A previous version of this article incorrectly stated that Ken Davies is currently the chair of the Alberta World Cup Society. FasterSkier regrets the error.
Cross Country Canada (CCC) has turned down an opportunity to host a Tour de Ski-style event in February of 2012, according to a letter released by the organization Tuesday.
In interviews, CCC officials said that plans for the “Tour of the Rockies” foundered on the potential costs, which could have ranged as high as six million dollars, as well as a short time frame for preparation—especially given World Cup events already scheduled in Canada for the following season.
But the president of a consulting firm hired to study the feasibility of a Tour-style race said that the plan for the event was “as good as it gets at this stage, without having final exact location.”
“Suffice to say, it’s not in question that it would work, from an objective perspective,” said Ken Davies, whose firm, Lumina Consulting, produced a preliminary report that CCC cited as the basis for its decision.
Davies is also the chair of the Alberta World Cup Society, which was involved in the planning of the proposed event.
Details of the race had not been settled on, but Davies said that it would have resembled the Tour de Ski, the multi-day format that has gained traction in Europe since its inception in 2007. Hill climbs, city sprints, and conventional distance races were all on the table.
According to Dave Dyer, CCC’s events director, plans for the tour had been evolving since it was first discussed with the International Ski Federation (FIS).
The original proposal, he said, would have included races at established venues in Canmore and Whistler. A “unique transportation experience” would have advertised the tourism potential of both British Columbia and Alberta to athletes, coaches, team managers, and the media.
In a later version, Dyer said, race logistics would have been run from a “hub” in Canmore—which he suggested would place unreasonably high stress on the organizing committee there.
Lumina’s feasibility study was commissioned by the government of Alberta, and the final version has not yet been published; it is due out at the end of the month. Davies would not comment on the details until the report was issued.
The provincial governing body for skiing, Cross Country Alberta, was supportive of the Tour concept, and FIS Race Director Jurg Capol said that the Alberta government had been in favor of it, as well. According to Capol, the province would have been one of the race’s financial sponsors.
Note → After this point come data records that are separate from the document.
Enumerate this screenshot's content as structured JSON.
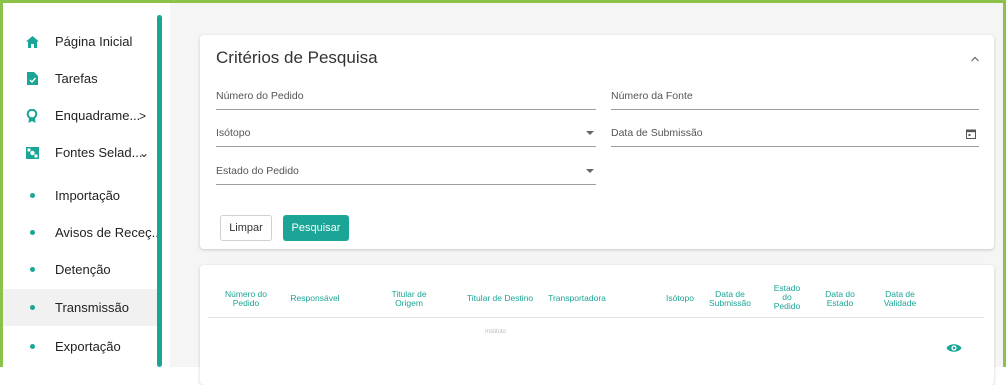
{
  "sidebar": {
    "items": [
      {
        "label": "Página Inicial",
        "icon": "home-icon"
      },
      {
        "label": "Tarefas",
        "icon": "task-icon"
      },
      {
        "label": "Enquadrame...",
        "icon": "badge-icon",
        "chevron": ">"
      },
      {
        "label": "Fontes Selad...",
        "icon": "radiation-source-icon",
        "chevron": "⌄"
      },
      {
        "label": "Importação",
        "icon": "dot-icon"
      },
      {
        "label": "Avisos de Receç...",
        "icon": "dot-icon"
      },
      {
        "label": "Detenção",
        "icon": "dot-icon"
      },
      {
        "label": "Transmissão",
        "icon": "dot-icon",
        "active": true
      },
      {
        "label": "Exportação",
        "icon": "dot-icon"
      }
    ]
  },
  "search": {
    "title": "Critérios de Pesquisa",
    "fields": {
      "order_number": "Número do Pedido",
      "source_number": "Número da Fonte",
      "isotope": "Isótopo",
      "submission_date": "Data de Submissão",
      "order_state": "Estado do Pedido"
    },
    "clear_label": "Limpar",
    "search_label": "Pesquisar"
  },
  "table": {
    "columns": [
      "Número do Pedido",
      "Responsável",
      "Titular de Origem",
      "Titular de Destino",
      "Transportadora",
      "Isótopo",
      "Data de Submissão",
      "Estado do Pedido",
      "Data do Estado",
      "Data de Validade"
    ],
    "ghost_text": "Instituto"
  },
  "colors": {
    "accent": "#1aa596",
    "frame": "#8bc34a"
  }
}
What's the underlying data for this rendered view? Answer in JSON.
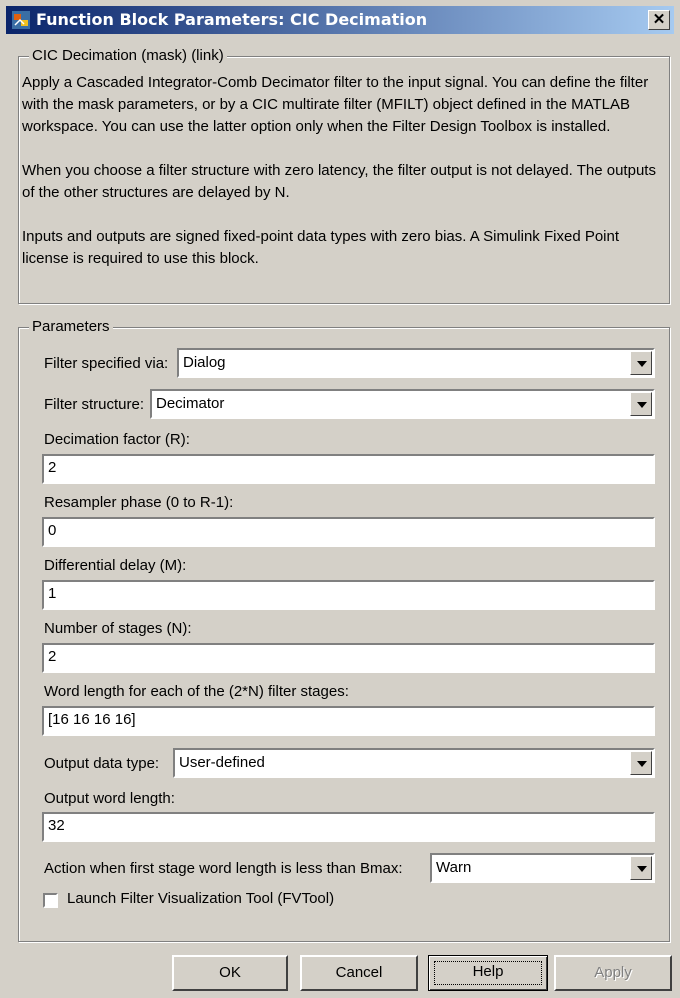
{
  "window": {
    "title": "Function Block Parameters: CIC Decimation",
    "close_glyph": "✕",
    "icon": "block-parameters-icon"
  },
  "description": {
    "legend": "CIC Decimation (mask) (link)",
    "paragraphs": [
      "Apply a Cascaded Integrator-Comb Decimator filter to the input signal. You can define the filter with the mask parameters, or by a CIC multirate filter (MFILT) object defined in the MATLAB workspace. You can use the latter option only when the Filter Design Toolbox is installed.",
      "When you choose a filter structure with zero latency, the filter output is not delayed. The outputs of the other structures are delayed by N.",
      "Inputs and outputs are signed fixed-point data types with zero bias.  A Simulink Fixed Point license is required to use this block."
    ]
  },
  "parameters": {
    "legend": "Parameters",
    "filter_specified_via": {
      "label": "Filter specified via:",
      "value": "Dialog"
    },
    "filter_structure": {
      "label": "Filter structure:",
      "value": "Decimator"
    },
    "decimation_factor": {
      "label": "Decimation factor (R):",
      "value": "2"
    },
    "resampler_phase": {
      "label": "Resampler phase (0 to R-1):",
      "value": "0"
    },
    "differential_delay": {
      "label": "Differential delay (M):",
      "value": "1"
    },
    "number_of_stages": {
      "label": "Number of stages (N):",
      "value": "2"
    },
    "word_length_stages": {
      "label": "Word length for each of the (2*N) filter stages:",
      "value": "[16 16 16 16]"
    },
    "output_data_type": {
      "label": "Output data type:",
      "value": "User-defined"
    },
    "output_word_length": {
      "label": "Output word length:",
      "value": "32"
    },
    "action_first_stage": {
      "label": "Action when first stage word length is less than Bmax:",
      "value": "Warn"
    },
    "launch_fvtool": {
      "label": "Launch Filter Visualization Tool (FVTool)",
      "checked": false
    }
  },
  "buttons": {
    "ok": "OK",
    "cancel": "Cancel",
    "help": "Help",
    "apply": "Apply"
  },
  "colors": {
    "dialog_bg": "#d4d0c8",
    "titlebar_start": "#0a246a",
    "titlebar_end": "#a6caf0",
    "disabled_text": "#808080"
  }
}
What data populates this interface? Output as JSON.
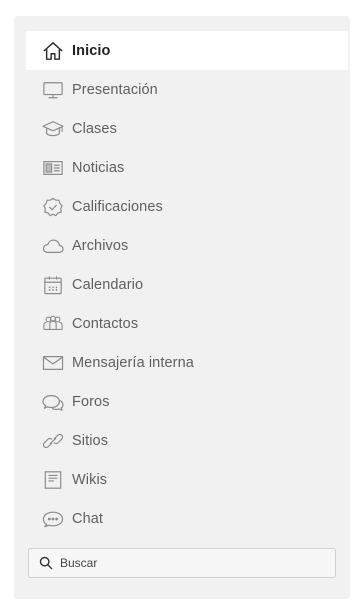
{
  "colors": {
    "panel_bg": "#f1f1f1",
    "active_bg": "#ffffff",
    "text": "#5f5f5f",
    "active_text": "#222222",
    "icon_stroke": "#8a8a8a"
  },
  "nav": {
    "items": [
      {
        "label": "Inicio",
        "icon": "home-icon",
        "active": true
      },
      {
        "label": "Presentación",
        "icon": "monitor-icon",
        "active": false
      },
      {
        "label": "Clases",
        "icon": "graduation-cap-icon",
        "active": false
      },
      {
        "label": "Noticias",
        "icon": "newspaper-icon",
        "active": false
      },
      {
        "label": "Calificaciones",
        "icon": "check-badge-icon",
        "active": false
      },
      {
        "label": "Archivos",
        "icon": "cloud-icon",
        "active": false
      },
      {
        "label": "Calendario",
        "icon": "calendar-icon",
        "active": false
      },
      {
        "label": "Contactos",
        "icon": "people-icon",
        "active": false
      },
      {
        "label": "Mensajería interna",
        "icon": "envelope-icon",
        "active": false
      },
      {
        "label": "Foros",
        "icon": "speech-bubbles-icon",
        "active": false
      },
      {
        "label": "Sitios",
        "icon": "link-icon",
        "active": false
      },
      {
        "label": "Wikis",
        "icon": "wiki-page-icon",
        "active": false
      },
      {
        "label": "Chat",
        "icon": "chat-bubble-icon",
        "active": false
      }
    ]
  },
  "search": {
    "placeholder": "Buscar",
    "icon": "search-icon"
  }
}
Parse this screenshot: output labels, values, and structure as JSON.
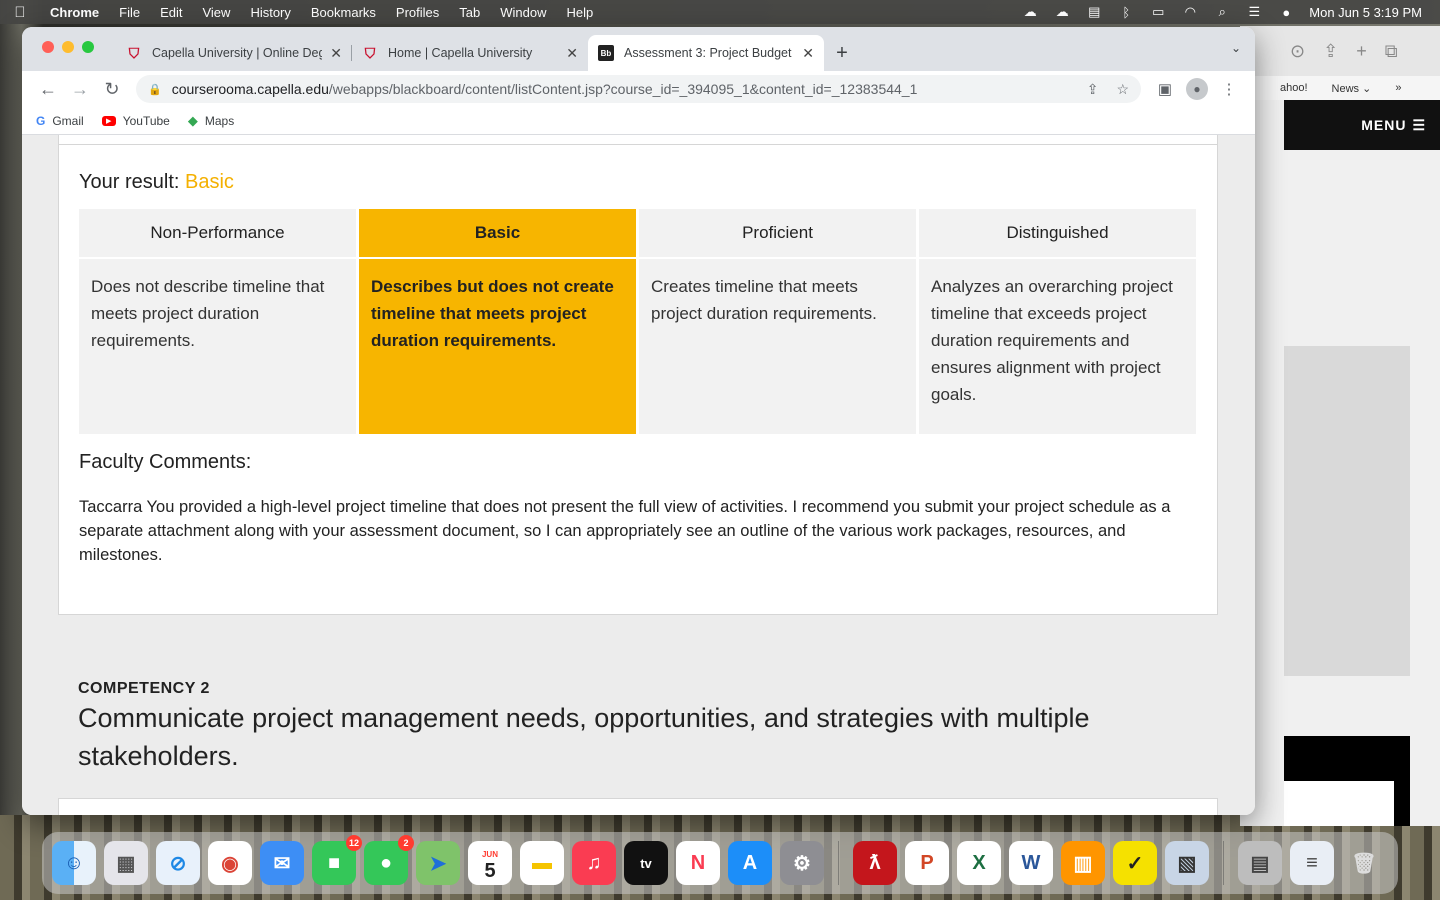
{
  "menubar": {
    "apple": "",
    "items": [
      "Chrome",
      "File",
      "Edit",
      "View",
      "History",
      "Bookmarks",
      "Profiles",
      "Tab",
      "Window",
      "Help"
    ],
    "clock": "Mon Jun 5  3:19 PM"
  },
  "browser": {
    "tabs": [
      {
        "title": "Capella University | Online Deg",
        "favicon": "capella-icon"
      },
      {
        "title": "Home | Capella University",
        "favicon": "capella-icon"
      },
      {
        "title": "Assessment 3: Project Budget",
        "favicon": "blackboard-icon"
      }
    ],
    "url_host": "courserooma.capella.edu",
    "url_path": "/webapps/blackboard/content/listContent.jsp?course_id=_394095_1&content_id=_12383544_1",
    "bookmarks": [
      "Gmail",
      "YouTube",
      "Maps"
    ]
  },
  "background_window": {
    "bookmarks": [
      "ahoo!",
      "News ⌄"
    ],
    "menu_label": "MENU"
  },
  "content": {
    "result_label": "Your result:",
    "result_value": "Basic",
    "rubric": {
      "headers": [
        "Non-Performance",
        "Basic",
        "Proficient",
        "Distinguished"
      ],
      "descriptions": [
        "Does not describe timeline that meets project duration requirements.",
        "Describes but does not create timeline that meets project duration requirements.",
        "Creates timeline that meets project duration requirements.",
        "Analyzes an overarching project timeline that exceeds project duration requirements and ensures alignment with project goals."
      ],
      "selected_index": 1
    },
    "faculty_comments_title": "Faculty Comments:",
    "faculty_comments": "Taccarra You provided a high-level project timeline that does not present the full view of activities. I recommend you submit your project schedule as a separate attachment along with your assessment document, so I can appropriately see an outline of the various work packages, resources, and milestones.",
    "competency_label": "COMPETENCY 2",
    "competency_title": "Communicate project management needs, opportunities, and strategies with multiple stakeholders."
  },
  "dock": {
    "badges": {
      "facetime": "12",
      "messages": "2"
    },
    "calendar_month": "JUN",
    "calendar_day": "5"
  },
  "colors": {
    "accent_selected": "#f7b500",
    "result_text": "#f4b000"
  }
}
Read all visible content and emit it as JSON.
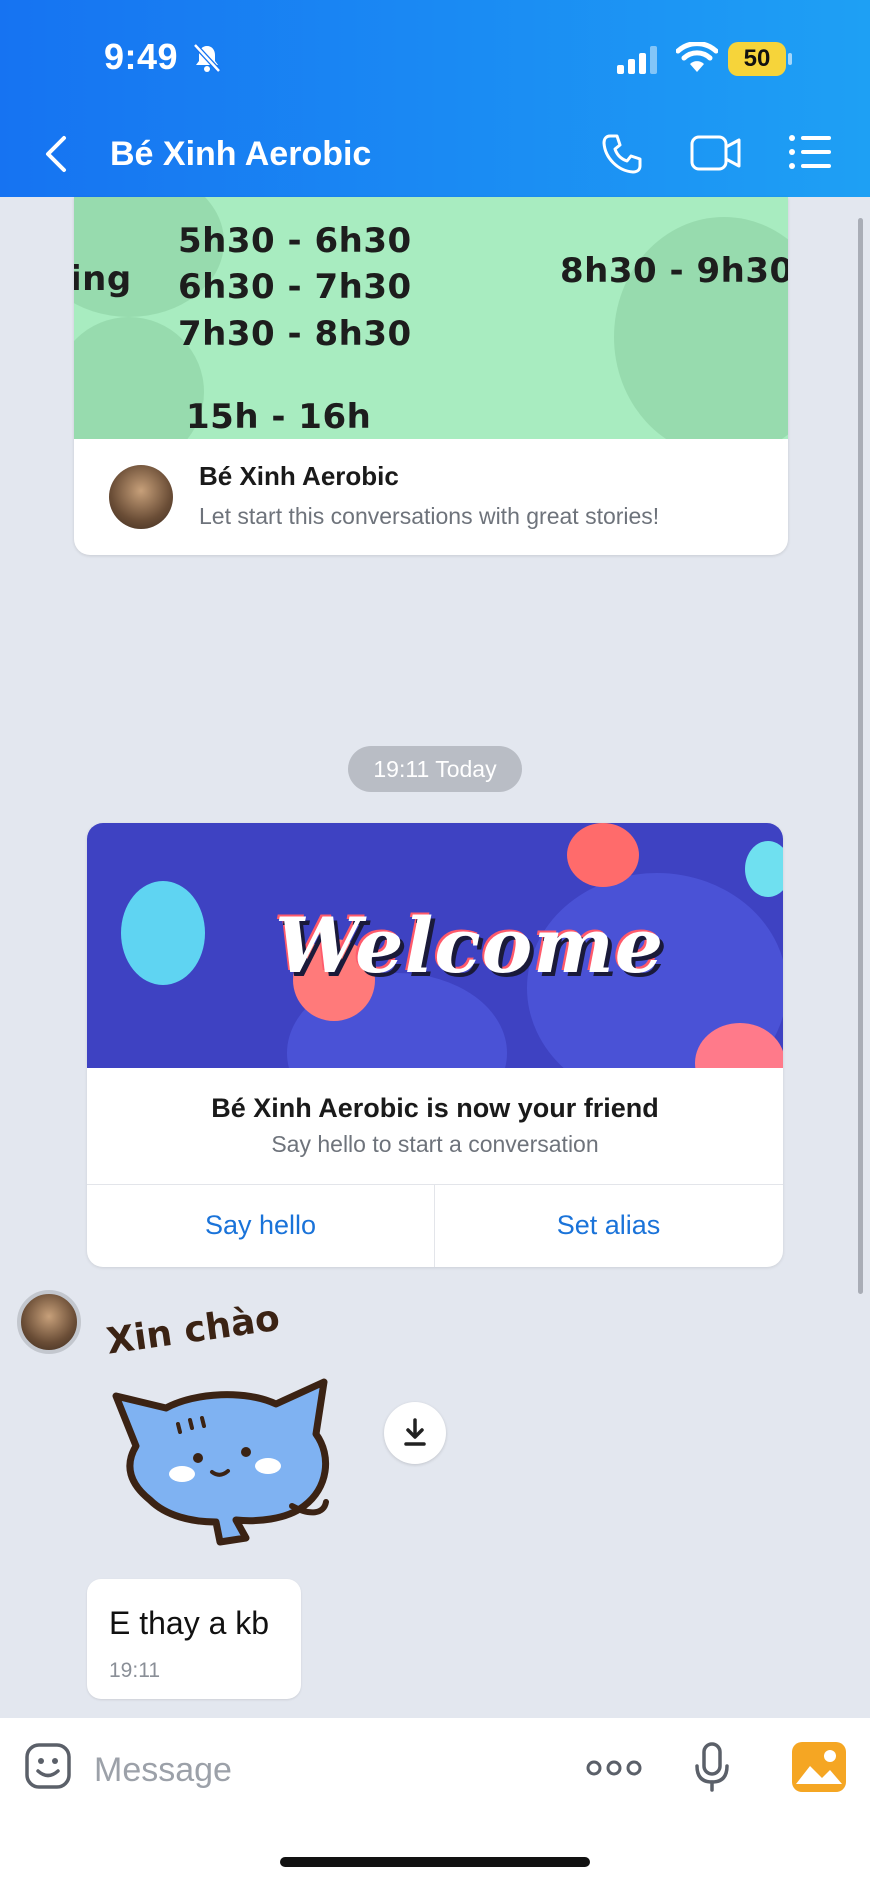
{
  "status_bar": {
    "time": "9:49",
    "battery": "50"
  },
  "header": {
    "title": "Bé Xinh Aerobic"
  },
  "story_card": {
    "schedule_left": [
      "5h30 - 6h30",
      "6h30 - 7h30",
      "7h30 - 8h30"
    ],
    "schedule_bottom": "15h - 16h",
    "schedule_right": "8h30 - 9h30",
    "schedule_fragment": "ing",
    "name": "Bé Xinh Aerobic",
    "description": "Let start this conversations with great stories!"
  },
  "date_separator": "19:11 Today",
  "welcome_card": {
    "banner_text": "Welcome",
    "title": "Bé Xinh Aerobic is now your friend",
    "subtitle": "Say hello to start a conversation",
    "say_hello_label": "Say hello",
    "set_alias_label": "Set alias"
  },
  "sticker": {
    "caption": "Xin chào"
  },
  "messages": [
    {
      "text": "E thay a kb",
      "time": "19:11"
    }
  ],
  "composer": {
    "placeholder": "Message"
  },
  "colors": {
    "header_start": "#1673f2",
    "header_end": "#1ea0f4",
    "link": "#1a73d9",
    "background": "#e3e7ef"
  }
}
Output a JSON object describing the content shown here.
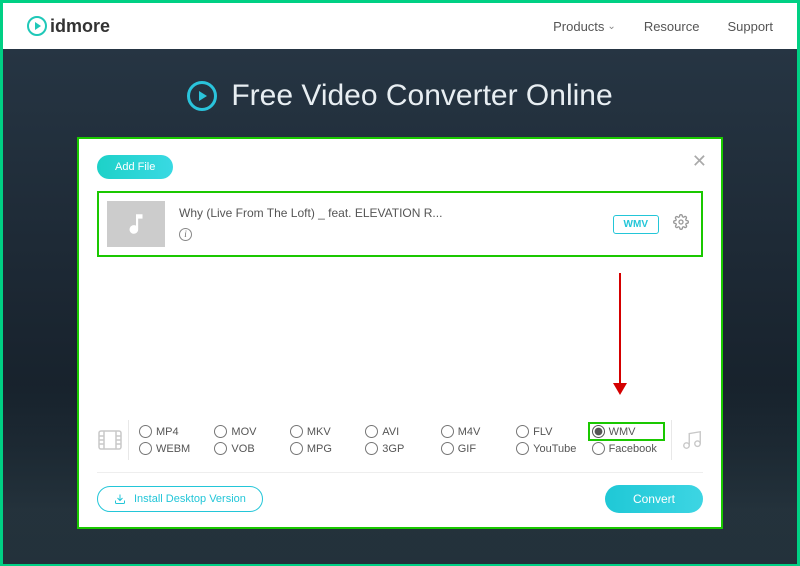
{
  "brand": "idmore",
  "nav": {
    "products": "Products",
    "resource": "Resource",
    "support": "Support"
  },
  "page_title": "Free Video Converter Online",
  "modal": {
    "add_file_label": "Add File",
    "file": {
      "name": "Why (Live From The Loft) _ feat. ELEVATION R...",
      "format_badge": "WMV"
    },
    "formats_row1": [
      "MP4",
      "MOV",
      "MKV",
      "AVI",
      "M4V",
      "FLV",
      "WMV"
    ],
    "formats_row2": [
      "WEBM",
      "VOB",
      "MPG",
      "3GP",
      "GIF",
      "YouTube",
      "Facebook"
    ],
    "selected_format": "WMV",
    "install_label": "Install Desktop Version",
    "convert_label": "Convert"
  }
}
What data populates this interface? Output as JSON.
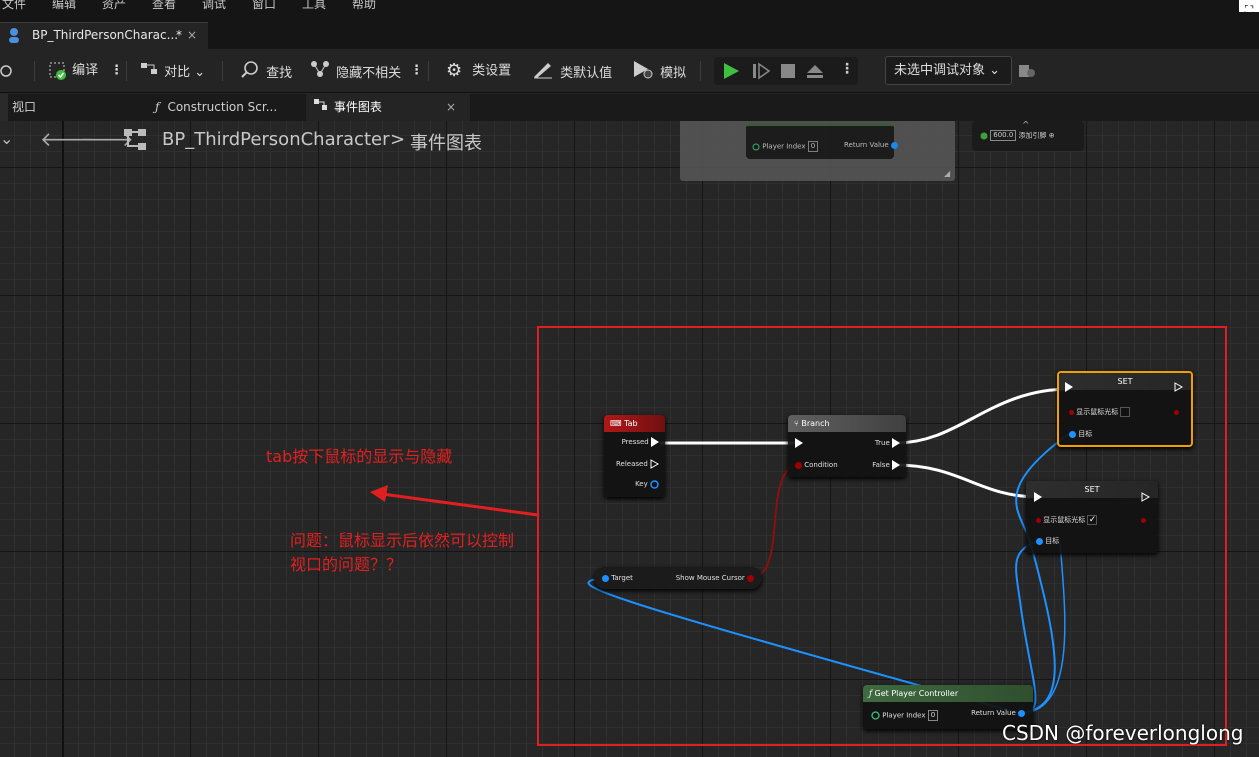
{
  "menubar": {
    "items": [
      "文件",
      "编辑",
      "资产",
      "查看",
      "调试",
      "窗口",
      "工具",
      "帮助"
    ]
  },
  "doc_tab": {
    "title": "BP_ThirdPersonCharac...",
    "modified": "*",
    "close": "×"
  },
  "toolbar": {
    "compile": "编译",
    "diff": "对比",
    "find": "查找",
    "hide_unrelated": "隐藏不相关",
    "class_settings": "类设置",
    "class_defaults": "类默认值",
    "simulate": "模拟",
    "debug_target": "未选中调试对象"
  },
  "subtabs": {
    "viewport": "视口",
    "construction": "Construction Scr...",
    "event_graph": "事件图表",
    "close": "×"
  },
  "breadcrumb": {
    "blueprint": "BP_ThirdPersonCharacter",
    "separator": ">",
    "graph": "事件图表"
  },
  "top_nodes": {
    "player_index": "Player Index",
    "player_index_value": "0",
    "return_value": "Return Value",
    "float_value": "600.0",
    "add_pin": "添加引脚"
  },
  "nodes": {
    "tab": {
      "title": "Tab",
      "pressed": "Pressed",
      "released": "Released",
      "key": "Key"
    },
    "branch": {
      "title": "Branch",
      "condition": "Condition",
      "true": "True",
      "false": "False"
    },
    "set1": {
      "title": "SET",
      "var": "显示鼠标光标",
      "target": "目标",
      "checked": false
    },
    "set2": {
      "title": "SET",
      "var": "显示鼠标光标",
      "target": "目标",
      "checked": true
    },
    "mouse": {
      "target": "Target",
      "var": "Show Mouse Cursor"
    },
    "gpc": {
      "title": "Get Player Controller",
      "player_index": "Player Index",
      "player_index_value": "0",
      "return_value": "Return Value"
    }
  },
  "annotations": {
    "label1": "tab按下鼠标的显示与隐藏",
    "label2_line1": "问题：鼠标显示后依然可以控制",
    "label2_line2": "视口的问题？？",
    "highlight_color": "#e02020"
  },
  "watermark": "CSDN @foreverlonglong",
  "colors": {
    "accent": "#1e90ff",
    "play": "#3fbf3f",
    "selected_node": "#f0a000",
    "bool_pin": "#a00000"
  }
}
Alberta has sponsored World Cup events in the past, but Glen Cowper, a government representative, said that it would be premature to say whether it would have done so in this case.
With FIS’s spring meetings approaching at the end of the month, Davin Macintosh, CCC’s executive director, said that his organization’s board was forced to make a decision based on the preliminary report. For CCC, the tight timing and financial hurdles were too much to take on.
“It’s by no means something that we think would be impossible, but it would be an unprecedented amount of private funds that we would have to gather together, in a relatively short time frame,” Macintosh said. “We went through a detailed analysis of the cost…and determined that it wasn’t a reasonable risk for the organization to take on at this time, in addition to the 2012 World Cup that’s already scheduled.”
Having organized the Tour de Ski for the past four years, FIS Race Director Jurg Capol acknowledged that CCC would be taking on financial risks by hosting a similar event. But he said that a certain degree of uncertainty in the planning process was unavoidable, which race organizers must to be willing to accept.
“You need the spirits to go for it, even when everything is not fixed,” Capol said. “It’s always easy to find reasons not to do it.”
The ’12 Tour appears to be the last chance to land that race format in North American until at least 2015—Capol said that FIS would not consider holding another Tour in Canada for the next five to ten years.
“Maybe after that,” he said.
Nat Herz is an Alaska-based journalist who moonlights for FasterSkier as an occasional reporter and podcast host. He was FasterSkier's full-time reporter in 2010 and 2011.